Bay Area News Group
Not many people would associate bingo with hepatitis B, but one Lynbrook High School student is using games to create awareness of the disease.
Evaline Cheng, 17, is one of 15 Bay Area students who have been chosen to serve on the Jade Ribbon Youth Council, a group formed in 2003 through the Stanford University's Asian Liver Center to educate friends and family about how to eradicate hepatitis B.
"It is especially prevalent in the Asian American communities," says Evaline, who is serving her second year on the council and hopes to inspire those susceptible to get tested for the preventable disease, despite the stigma surrounding it.
Evaline has used games and other activities to spread her message on the Lynbrook campus as well as in the greater community.
Last month, she spearheaded Sunnyvale's Hepatitis B Awareness week.
The Sunnyvale City Council recently honored Evaline for her efforts.
On May 12, Evaline attended the city council meeting to receive the proclamation, where Mayor Anthony Spitaleri thanked her for being a part of the prevention effort.
"It was a very nice experience, just to see that all the people in the community were there to support us and could hear about our cause," Evaline says.
One of Evaline's goals is to inform people that hepatitis B can be transmitted through infected blood, sexual contact with an infected person and from mother to child, the most common way in Asian Pacific Islanders.
According to the Asian Liver Center, one in 12 Asian Pacific Islanders in the United States is infected with chronic hepatitis B, vs. one in 1,000 Caucasians.
The virus leads to an inflammation of the liver, causing liver cancer or liver failure.
"Generation after generation transmit [hepatitis B] to their children," says Amy Yu, outreach coordinator for the liver center. "Hepatitis B is endemic to the [Asian] population." While there is no cure, there is a vaccination to prevent hepatitis B. The three-shot series is required for students registering for school, but not everyone has been vaccinated.
"We are interested in telling [students] to tell their relatives or their parents, the older generation who haven't been vaccinated," Evaline says.
She broadened the chain of awareness by joining forces with the Asian Pacific American Students for Leadership group on campus to spread the word.
A majority of those with hepatitis B do not exhibit any symptoms, Evaline says.
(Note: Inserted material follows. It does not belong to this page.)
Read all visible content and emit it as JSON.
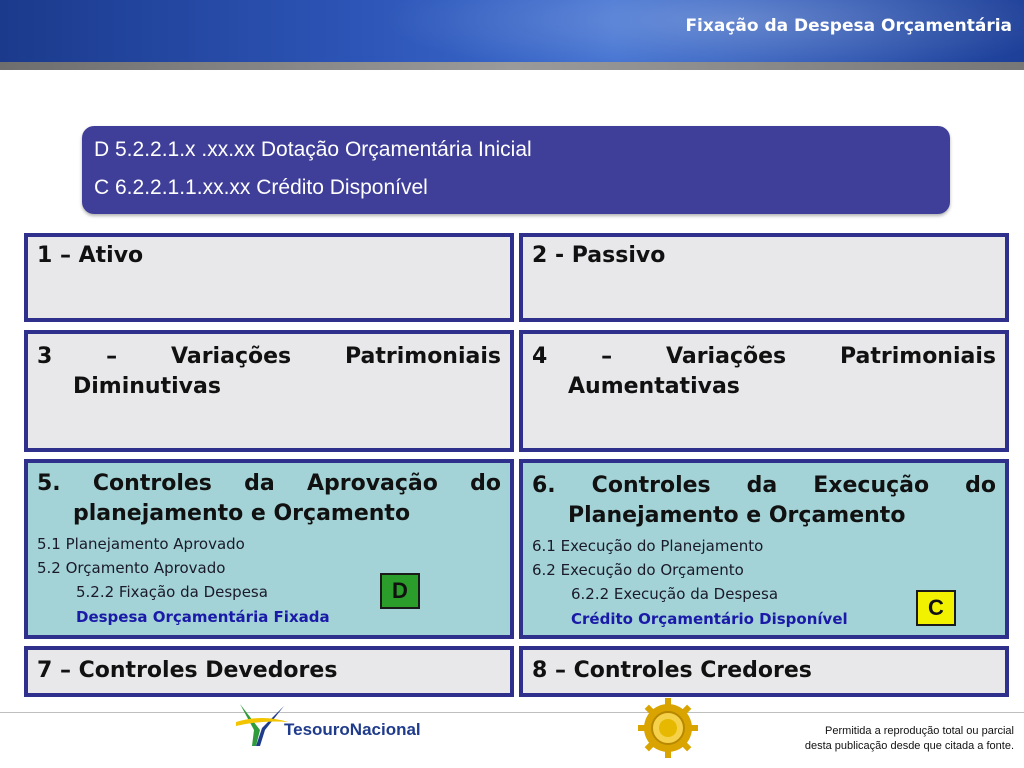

If symptoms do develop, fever, fatigue, joint or muscle pain, loss of appetite or nausea can be mistaken for flu symptoms.
"Most don't know they have it until it is too late," Yu says.
Evaline also urges those susceptible to get tested. She creates bingo games and other activities to get Lynbrook students involved and to "educate in a fun way" on campus.
"It is really hard to spearhead a cause like this on a large campus," Evaline says. "It is much more effective and a lot more fun to work with other people." Evaline was inspired to join the awareness movement after participating in a public health internship with Councilman Otto Lee, where she learned about the disease.
Through her experience with the Jade Youth Council, she hopes find a future career where she can be a medical researcher and public health outreach coordinator.
"A lot of times teenagers feel like they are overlooked or they don't have much opportunity to get involved in the community," Evaline says. "If we have a cause we are interested in, we can make a difference."